## TASK DIRECTIONS
All of the entries below need repeating exactly, apart from their images.

## EXCERPTED RECORDS

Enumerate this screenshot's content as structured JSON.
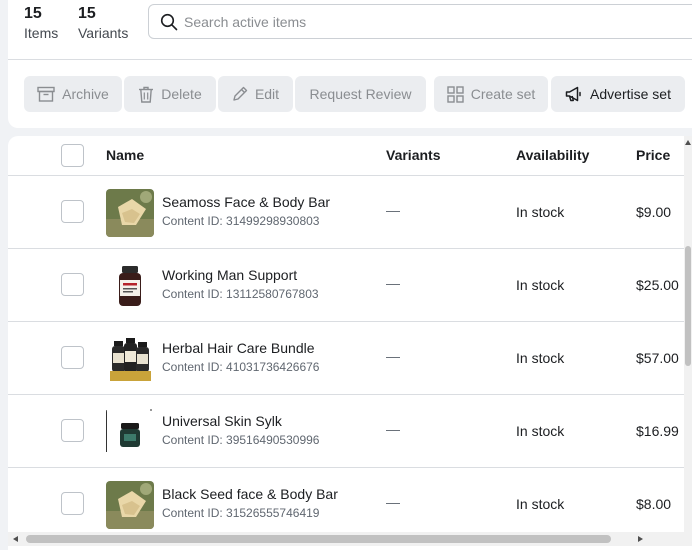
{
  "summary": {
    "items_count": "15",
    "items_label": "Items",
    "variants_count": "15",
    "variants_label": "Variants"
  },
  "search": {
    "placeholder": "Search active items",
    "value": ""
  },
  "toolbar": {
    "archive_label": "Archive",
    "delete_label": "Delete",
    "edit_label": "Edit",
    "request_review_label": "Request Review",
    "create_set_label": "Create set",
    "advertise_set_label": "Advertise set"
  },
  "table": {
    "headers": {
      "name": "Name",
      "variants": "Variants",
      "availability": "Availability",
      "price": "Price"
    },
    "rows": [
      {
        "name": "Seamoss Face & Body Bar",
        "content_id": "Content ID: 31499298930803",
        "variants": "—",
        "availability": "In stock",
        "price": "$9.00",
        "thumb": "soap-bar-photo"
      },
      {
        "name": "Working Man Support",
        "content_id": "Content ID: 13112580767803",
        "variants": "—",
        "availability": "In stock",
        "price": "$25.00",
        "thumb": "supplement-bottle"
      },
      {
        "name": "Herbal Hair Care Bundle",
        "content_id": "Content ID: 41031736426676",
        "variants": "—",
        "availability": "In stock",
        "price": "$57.00",
        "thumb": "hair-bundle-bottles"
      },
      {
        "name": "Universal Skin Sylk",
        "content_id": "Content ID: 39516490530996",
        "variants": "—",
        "availability": "In stock",
        "price": "$16.99",
        "thumb": "skin-jar"
      },
      {
        "name": "Black Seed face & Body Bar",
        "content_id": "Content ID: 31526555746419",
        "variants": "—",
        "availability": "In stock",
        "price": "$8.00",
        "thumb": "soap-bar-photo"
      }
    ]
  },
  "colors": {
    "background": "#f0f2f5",
    "disabled_button": "#ebedf0",
    "border": "#dadde1"
  }
}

## YOUR SOLUTION
Enumerate this screenshot's content as structured JSON.
{
  "summary": {
    "items_count": "15",
    "items_label": "Items",
    "variants_count": "15",
    "variants_label": "Variants"
  },
  "search": {
    "placeholder": "Search active items",
    "value": ""
  },
  "toolbar": {
    "archive_label": "Archive",
    "delete_label": "Delete",
    "edit_label": "Edit",
    "request_review_label": "Request Review",
    "create_set_label": "Create set",
    "advertise_set_label": "Advertise set"
  },
  "table": {
    "headers": {
      "name": "Name",
      "variants": "Variants",
      "availability": "Availability",
      "price": "Price"
    },
    "rows": [
      {
        "name": "Seamoss Face & Body Bar",
        "content_id": "Content ID: 31499298930803",
        "variants": "—",
        "availability": "In stock",
        "price": "$9.00",
        "thumb": "soap-bar-photo"
      },
      {
        "name": "Working Man Support",
        "content_id": "Content ID: 13112580767803",
        "variants": "—",
        "availability": "In stock",
        "price": "$25.00",
        "thumb": "supplement-bottle"
      },
      {
        "name": "Herbal Hair Care Bundle",
        "content_id": "Content ID: 41031736426676",
        "variants": "—",
        "availability": "In stock",
        "price": "$57.00",
        "thumb": "hair-bundle-bottles"
      },
      {
        "name": "Universal Skin Sylk",
        "content_id": "Content ID: 39516490530996",
        "variants": "—",
        "availability": "In stock",
        "price": "$16.99",
        "thumb": "skin-jar"
      },
      {
        "name": "Black Seed face & Body Bar",
        "content_id": "Content ID: 31526555746419",
        "variants": "—",
        "availability": "In stock",
        "price": "$8.00",
        "thumb": "soap-bar-photo"
      }
    ]
  },
  "colors": {
    "background": "#f0f2f5",
    "disabled_button": "#ebedf0",
    "border": "#dadde1"
  }
}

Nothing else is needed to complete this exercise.